TASK OBJECTIVE → Should any entry seem unclear, still set it down exactly as given, along with all the others.

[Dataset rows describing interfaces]
■ ■ ■ ■
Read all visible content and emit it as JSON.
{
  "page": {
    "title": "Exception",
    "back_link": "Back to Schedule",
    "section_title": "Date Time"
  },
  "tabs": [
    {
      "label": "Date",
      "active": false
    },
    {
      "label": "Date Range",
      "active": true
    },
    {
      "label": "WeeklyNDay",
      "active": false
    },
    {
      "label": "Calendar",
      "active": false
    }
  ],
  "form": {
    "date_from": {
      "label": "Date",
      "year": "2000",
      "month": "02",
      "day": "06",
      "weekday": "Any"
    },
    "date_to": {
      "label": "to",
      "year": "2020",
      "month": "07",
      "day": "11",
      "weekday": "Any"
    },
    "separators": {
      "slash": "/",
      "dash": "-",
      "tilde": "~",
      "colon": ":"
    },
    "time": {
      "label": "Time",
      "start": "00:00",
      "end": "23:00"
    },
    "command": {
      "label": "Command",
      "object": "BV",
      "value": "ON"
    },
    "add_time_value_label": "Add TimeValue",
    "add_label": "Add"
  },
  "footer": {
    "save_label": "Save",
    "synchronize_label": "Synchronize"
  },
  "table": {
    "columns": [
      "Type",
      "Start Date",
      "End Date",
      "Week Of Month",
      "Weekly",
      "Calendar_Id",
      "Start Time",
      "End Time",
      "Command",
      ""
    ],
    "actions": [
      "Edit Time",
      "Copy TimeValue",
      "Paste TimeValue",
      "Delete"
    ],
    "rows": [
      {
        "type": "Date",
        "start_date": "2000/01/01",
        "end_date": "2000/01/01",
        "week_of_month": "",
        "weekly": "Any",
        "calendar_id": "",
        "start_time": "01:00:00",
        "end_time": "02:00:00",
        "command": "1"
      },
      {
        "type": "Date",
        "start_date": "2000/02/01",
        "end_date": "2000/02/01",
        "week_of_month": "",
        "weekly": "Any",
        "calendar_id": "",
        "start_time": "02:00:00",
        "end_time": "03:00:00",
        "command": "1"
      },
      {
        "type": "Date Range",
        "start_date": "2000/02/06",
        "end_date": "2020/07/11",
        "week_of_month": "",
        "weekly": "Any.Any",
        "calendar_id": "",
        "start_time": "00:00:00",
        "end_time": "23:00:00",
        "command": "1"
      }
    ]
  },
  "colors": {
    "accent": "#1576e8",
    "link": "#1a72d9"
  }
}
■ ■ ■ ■
YOUR SOLUTION →
Read all visible content and emit it as JSON.
{
  "page": {
    "title": "Exception",
    "back_link": "Back to Schedule",
    "section_title": "Date Time"
  },
  "tabs": [
    {
      "label": "Date",
      "active": false
    },
    {
      "label": "Date Range",
      "active": true
    },
    {
      "label": "WeeklyNDay",
      "active": false
    },
    {
      "label": "Calendar",
      "active": false
    }
  ],
  "form": {
    "date_from": {
      "label": "Date",
      "year": "2000",
      "month": "02",
      "day": "06",
      "weekday": "Any"
    },
    "date_to": {
      "label": "to",
      "year": "2020",
      "month": "07",
      "day": "11",
      "weekday": "Any"
    },
    "separators": {
      "slash": "/",
      "dash": "-",
      "tilde": "~",
      "colon": ":"
    },
    "time": {
      "label": "Time",
      "start": "00:00",
      "end": "23:00"
    },
    "command": {
      "label": "Command",
      "object": "BV",
      "value": "ON"
    },
    "add_time_value_label": "Add TimeValue",
    "add_label": "Add"
  },
  "footer": {
    "save_label": "Save",
    "synchronize_label": "Synchronize"
  },
  "table": {
    "columns": [
      "Type",
      "Start Date",
      "End Date",
      "Week Of Month",
      "Weekly",
      "Calendar_Id",
      "Start Time",
      "End Time",
      "Command",
      ""
    ],
    "actions": [
      "Edit Time",
      "Copy TimeValue",
      "Paste TimeValue",
      "Delete"
    ],
    "rows": [
      {
        "type": "Date",
        "start_date": "2000/01/01",
        "end_date": "2000/01/01",
        "week_of_month": "",
        "weekly": "Any",
        "calendar_id": "",
        "start_time": "01:00:00",
        "end_time": "02:00:00",
        "command": "1"
      },
      {
        "type": "Date",
        "start_date": "2000/02/01",
        "end_date": "2000/02/01",
        "week_of_month": "",
        "weekly": "Any",
        "calendar_id": "",
        "start_time": "02:00:00",
        "end_time": "03:00:00",
        "command": "1"
      },
      {
        "type": "Date Range",
        "start_date": "2000/02/06",
        "end_date": "2020/07/11",
        "week_of_month": "",
        "weekly": "Any.Any",
        "calendar_id": "",
        "start_time": "00:00:00",
        "end_time": "23:00:00",
        "command": "1"
      }
    ]
  },
  "colors": {
    "accent": "#1576e8",
    "link": "#1a72d9"
  }
}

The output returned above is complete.